Phillip Carter's coverage of Iraq continues to be enlightening, though his rhetorical pitch is far too kind. Consider this:
Gen. Petraeus and his brain trust have devised the best possible Plan F, given the resources available to the Pentagon and declining patience for the war at home. But the Achilles heel of this latest effort is the Maliki government. It is becoming increasingly clear to all in Baghdad that its interests—seeking power and treasure for its Shiite backers—diverge sharply from those of the U.S.-led coalition. Even if Gen. Petraeus' plan succeeds on the streets of the city, it will fail in the gilded palaces of the Green Zone. Maliki and his supporters desire no rapprochement with the Sunnis and no meaningful power-sharing arrangement with the Sunnis and the Kurds. Indeed, Maliki can barely hold his own governing coalition together, as evidenced by the Sadr bloc's resignation from the government this week and the fighting in Basra over oil and power.
The point about Achilles' heel, as you'll recall, is that he was invulnerable everyplace else. What Carter's talking about here is as if Achilles were a totally normally person.

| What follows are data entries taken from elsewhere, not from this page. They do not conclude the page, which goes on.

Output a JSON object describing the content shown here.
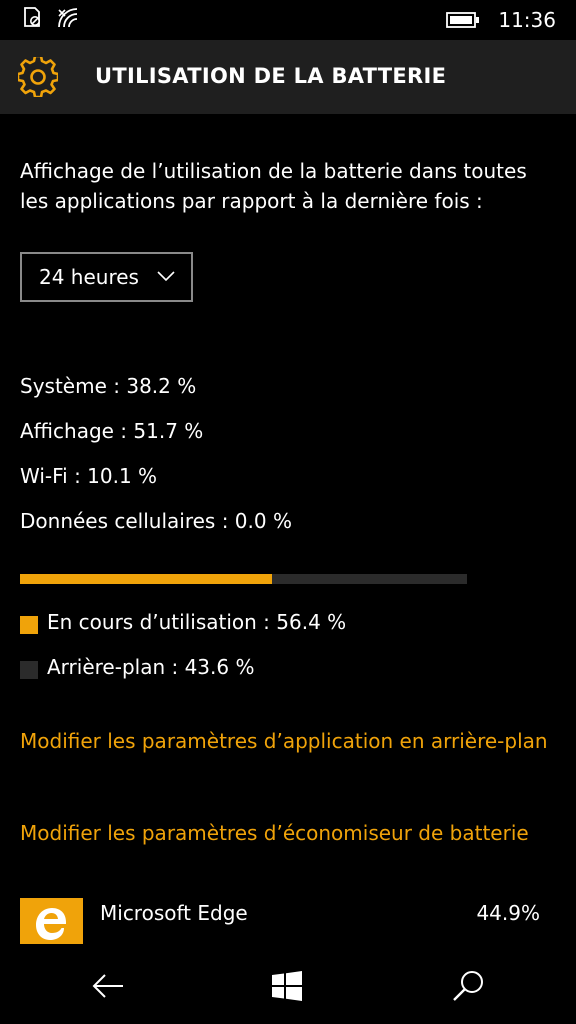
{
  "status_bar": {
    "time": "11:36"
  },
  "header": {
    "title": "UTILISATION DE LA BATTERIE",
    "icon": "gear-icon"
  },
  "intro_text": "Affichage de l’utilisation de la batterie dans toutes les applications par rapport à la dernière fois :",
  "period_select": {
    "selected": "24 heures"
  },
  "usage_breakdown": [
    {
      "label": "Système : 38.2 %"
    },
    {
      "label": "Affichage : 51.7 %"
    },
    {
      "label": "Wi-Fi : 10.1 %"
    },
    {
      "label": "Données cellulaires : 0.0 %"
    }
  ],
  "usage_bar": {
    "in_use_fraction": 0.564
  },
  "legend": {
    "in_use": "En cours d’utilisation : 56.4 %",
    "background": "Arrière-plan : 43.6 %"
  },
  "links": {
    "background_apps": "Modifier les paramètres d’application en arrière-plan",
    "battery_saver": "Modifier les paramètres d’économiseur de batterie"
  },
  "apps": [
    {
      "name": "Microsoft Edge",
      "percent": "44.9%",
      "icon": "edge-icon"
    }
  ],
  "colors": {
    "accent": "#f0a30a",
    "background": "#000000",
    "header": "#1f1f1f",
    "bar_track": "#2b2b2b",
    "background_swatch": "#2b2b2b"
  }
}
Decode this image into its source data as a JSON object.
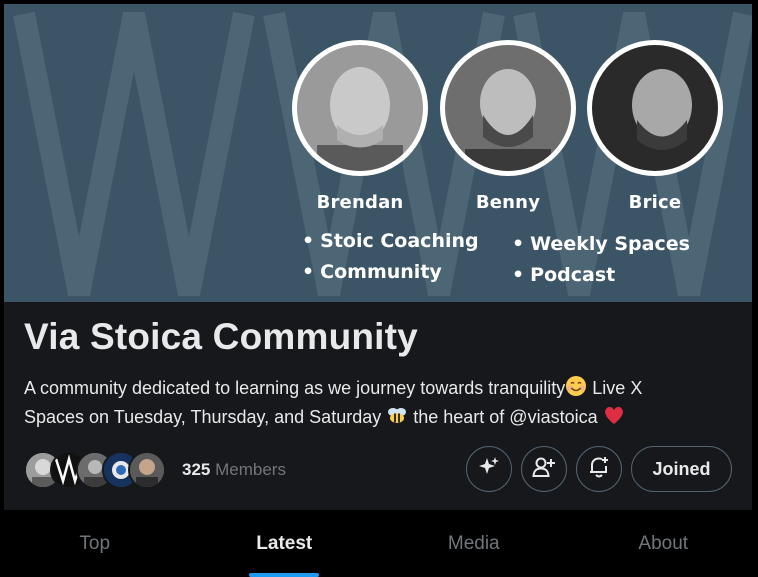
{
  "banner": {
    "hosts": [
      {
        "name": "Brendan"
      },
      {
        "name": "Benny"
      },
      {
        "name": "Brice"
      }
    ],
    "bullets_left": [
      "Stoic Coaching",
      "Community"
    ],
    "bullets_right": [
      "Weekly Spaces",
      "Podcast"
    ]
  },
  "community": {
    "title": "Via Stoica Community",
    "description_line1": "A community dedicated to learning as we journey towards tranquility",
    "description_line1_after": " Live X",
    "description_line2": "Spaces on Tuesday, Thursday, and Saturday ",
    "description_line2_after": " the heart of @viastoica "
  },
  "members": {
    "count": "325",
    "label": "Members"
  },
  "actions": {
    "joined_label": "Joined"
  },
  "tabs": [
    {
      "label": "Top",
      "active": false
    },
    {
      "label": "Latest",
      "active": true
    },
    {
      "label": "Media",
      "active": false
    },
    {
      "label": "About",
      "active": false
    }
  ],
  "colors": {
    "accent": "#1d9bf0",
    "banner_bg": "#3c5566"
  }
}
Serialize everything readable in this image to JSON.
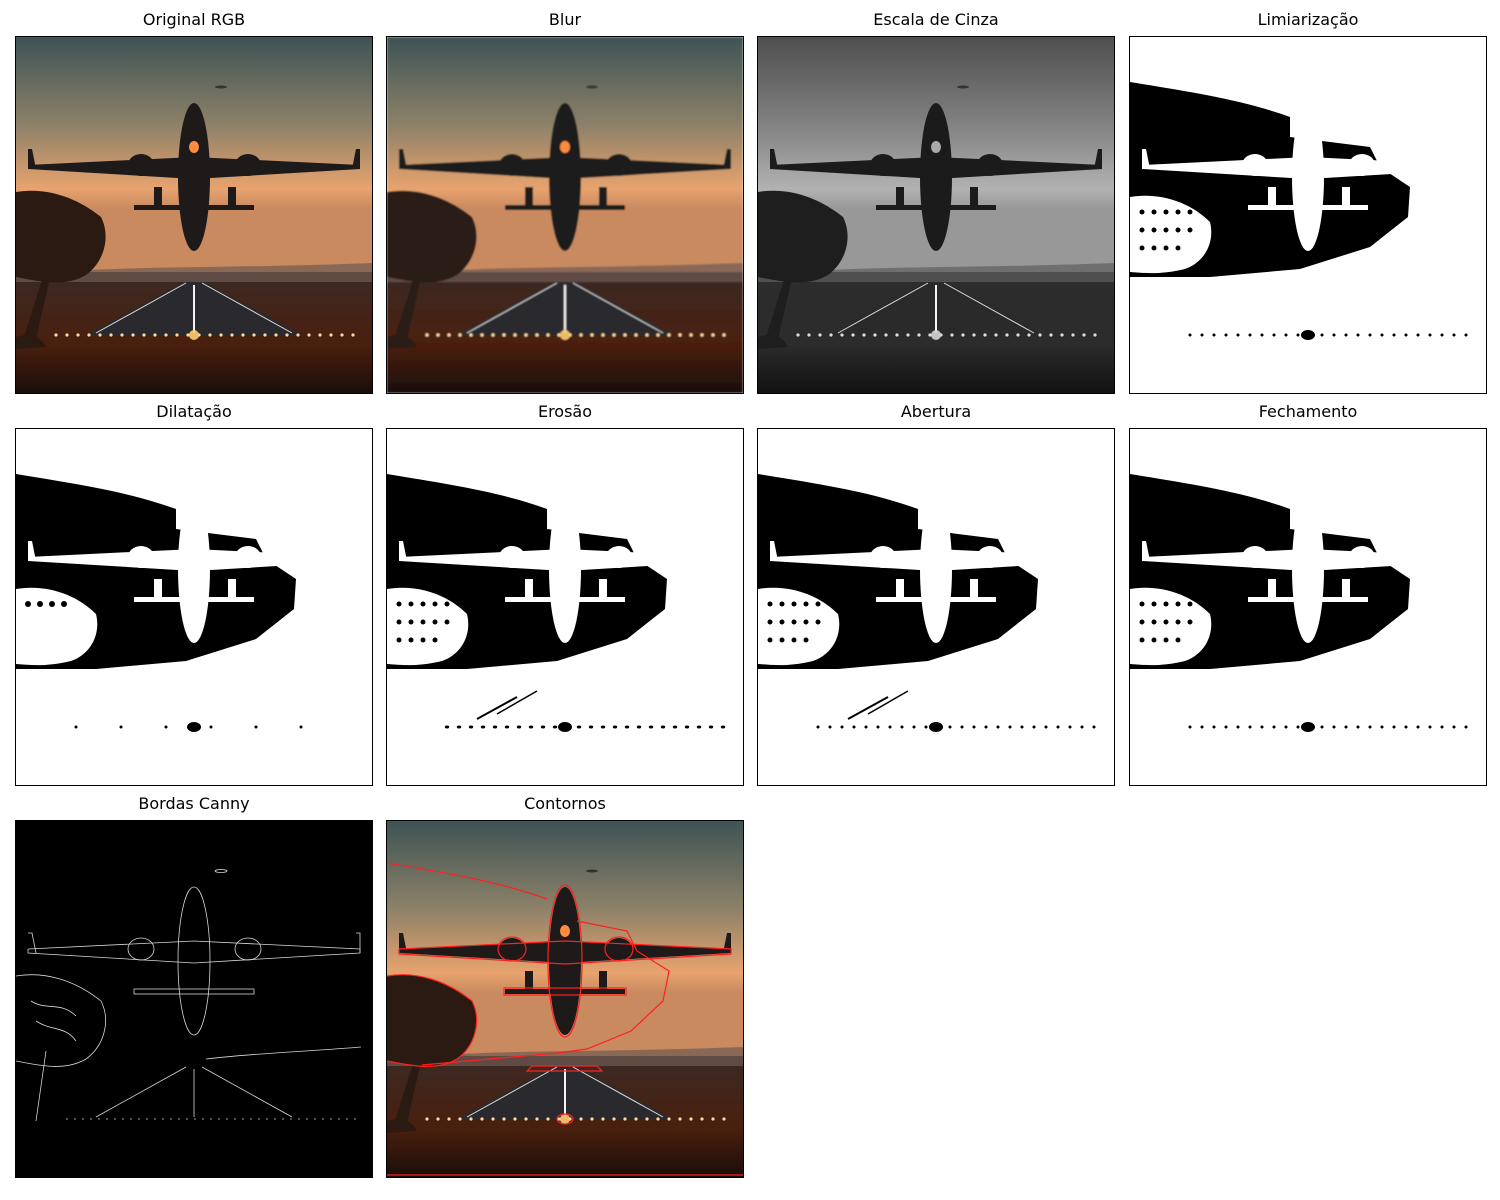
{
  "panels": [
    {
      "title": "Original RGB",
      "variant": "rgb"
    },
    {
      "title": "Blur",
      "variant": "blur"
    },
    {
      "title": "Escala de Cinza",
      "variant": "gray"
    },
    {
      "title": "Limiarização",
      "variant": "thresh"
    },
    {
      "title": "Dilatação",
      "variant": "dilate"
    },
    {
      "title": "Erosão",
      "variant": "erode"
    },
    {
      "title": "Abertura",
      "variant": "open"
    },
    {
      "title": "Fechamento",
      "variant": "close"
    },
    {
      "title": "Bordas Canny",
      "variant": "canny"
    },
    {
      "title": "Contornos",
      "variant": "contours"
    }
  ],
  "colors": {
    "sky_top": "#3e5355",
    "sky_mid": "#b99a7c",
    "horizon": "#e8a36e",
    "ground": "#4a1f0e",
    "contour": "#ff2020"
  }
}
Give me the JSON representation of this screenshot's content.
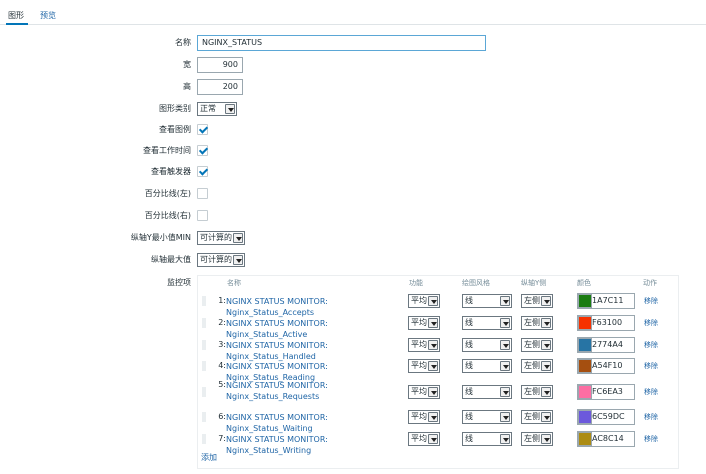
{
  "tabs": [
    {
      "label": "图形",
      "active": true
    },
    {
      "label": "预览",
      "active": false
    }
  ],
  "form": {
    "name_label": "名称",
    "name_value": "NGINX_STATUS",
    "width_label": "宽",
    "width_value": "900",
    "height_label": "高",
    "height_value": "200",
    "graph_type_label": "图形类别",
    "graph_type_value": "正常",
    "show_legend_label": "查看图例",
    "show_legend": true,
    "show_working_time_label": "查看工作时间",
    "show_working_time": true,
    "show_triggers_label": "查看触发器",
    "show_triggers": true,
    "percentile_left_label": "百分比线(左)",
    "percentile_left": false,
    "percentile_right_label": "百分比线(右)",
    "percentile_right": false,
    "ymin_label": "纵轴Y最小值MIN",
    "ymin_value": "可计算的",
    "ymax_label": "纵轴最大值",
    "ymax_value": "可计算的",
    "items_label": "监控项"
  },
  "items_table": {
    "headers": {
      "name": "名称",
      "function": "功能",
      "draw_style": "绘图风格",
      "y_axis": "纵轴Y侧",
      "color": "颜色",
      "action": "动作"
    },
    "rows": [
      {
        "index": "1:",
        "name": "NGINX STATUS MONITOR: Nginx_Status_Accepts",
        "function": "平均",
        "draw_style": "线",
        "y_axis": "左侧",
        "color": "1A7C11",
        "action": "移除"
      },
      {
        "index": "2:",
        "name": "NGINX STATUS MONITOR: Nginx_Status_Active",
        "function": "平均",
        "draw_style": "线",
        "y_axis": "左侧",
        "color": "F63100",
        "action": "移除"
      },
      {
        "index": "3:",
        "name": "NGINX STATUS MONITOR: Nginx_Status_Handled",
        "function": "平均",
        "draw_style": "线",
        "y_axis": "左侧",
        "color": "2774A4",
        "action": "移除"
      },
      {
        "index": "4:",
        "name": "NGINX STATUS MONITOR: Nginx_Status_Reading",
        "function": "平均",
        "draw_style": "线",
        "y_axis": "左侧",
        "color": "A54F10",
        "action": "移除"
      },
      {
        "index": "5:",
        "name": "NGINX STATUS MONITOR: Nginx_Status_Requests",
        "function": "平均",
        "draw_style": "线",
        "y_axis": "左侧",
        "color": "FC6EA3",
        "action": "移除"
      },
      {
        "index": "6:",
        "name": "NGINX STATUS MONITOR: Nginx_Status_Waiting",
        "function": "平均",
        "draw_style": "线",
        "y_axis": "左侧",
        "color": "6C59DC",
        "action": "移除"
      },
      {
        "index": "7:",
        "name": "NGINX STATUS MONITOR: Nginx_Status_Writing",
        "function": "平均",
        "draw_style": "线",
        "y_axis": "左侧",
        "color": "AC8C14",
        "action": "移除"
      }
    ],
    "add_label": "添加"
  }
}
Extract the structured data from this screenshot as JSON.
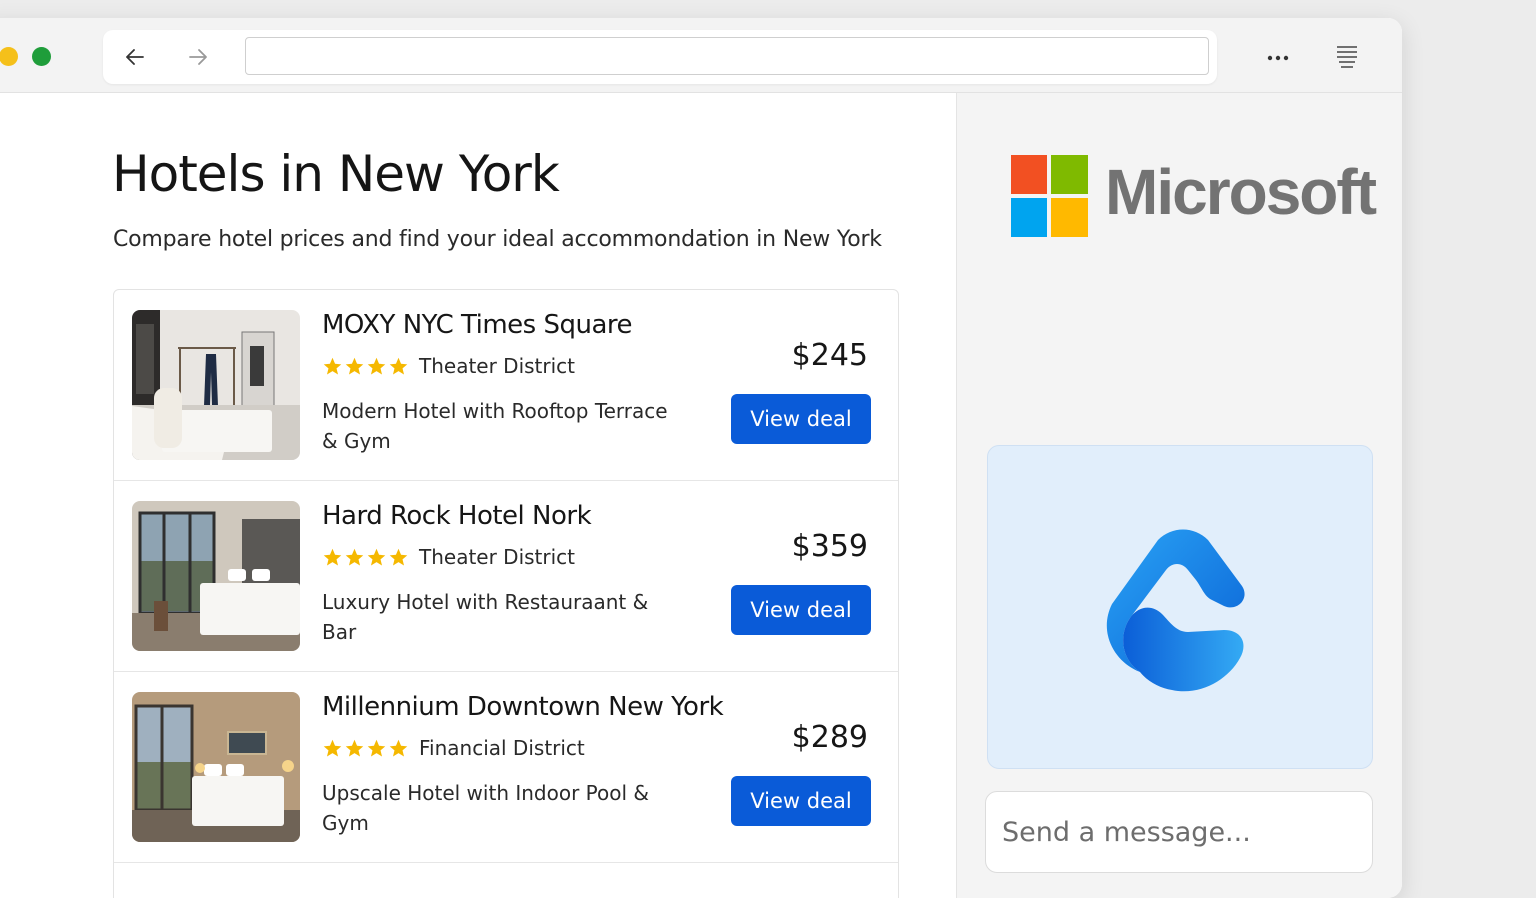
{
  "browser": {
    "address_value": "",
    "icons": [
      "back-arrow-icon",
      "forward-arrow-icon",
      "more-icon",
      "reader-icon"
    ]
  },
  "page": {
    "title": "Hotels in New York",
    "subtitle": "Compare hotel prices and find your ideal accommondation in New York"
  },
  "hotels": [
    {
      "name": "MOXY NYC Times Square",
      "stars": 4,
      "district": "Theater District",
      "description": "Modern Hotel with Rooftop Terrace & Gym",
      "price": "$245",
      "button_label": "View deal"
    },
    {
      "name": "Hard Rock Hotel Nork",
      "stars": 4,
      "district": "Theater District",
      "description": "Luxury Hotel with Restauraant  &  Bar",
      "price": "$359",
      "button_label": "View deal"
    },
    {
      "name": "Millennium Downtown New York",
      "stars": 4,
      "district": "Financial District",
      "description": "Upscale Hotel with Indoor Pool & Gym",
      "price": "$289",
      "button_label": "View deal"
    }
  ],
  "sidebar": {
    "brand": "Microsoft",
    "message_placeholder": "Send a message..."
  },
  "colors": {
    "accent": "#0a5bd8",
    "star": "#f5b800",
    "ms_red": "#f25022",
    "ms_green": "#7fba00",
    "ms_blue": "#00a4ef",
    "ms_yellow": "#ffb900"
  }
}
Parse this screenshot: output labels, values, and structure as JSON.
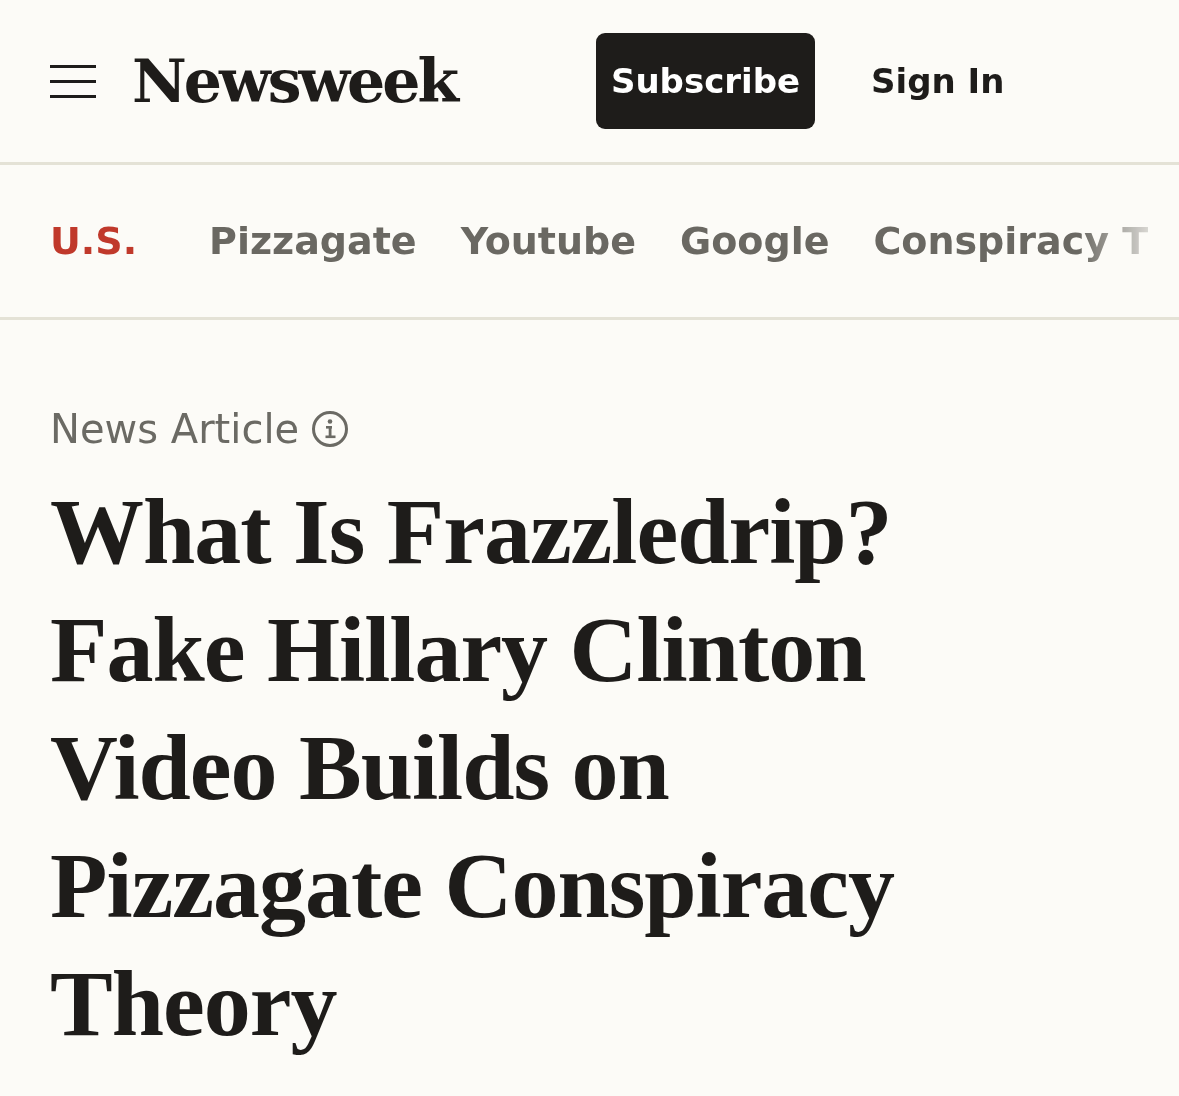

A nice guy, smart maybe, kind to kids and his "Achilles heel" was that he dies if you stab him. Political reconciliation isn't part of Petraeus-style counterinsurgency, it's the whole thing. His counterinsurgency field manual is all about trying to design military operations that can effectively support an effective political process. The "surge" is, at best, such a military operation. But if the political process isn't effective -- which, by all accounts, it isn't -- then there's nothing there.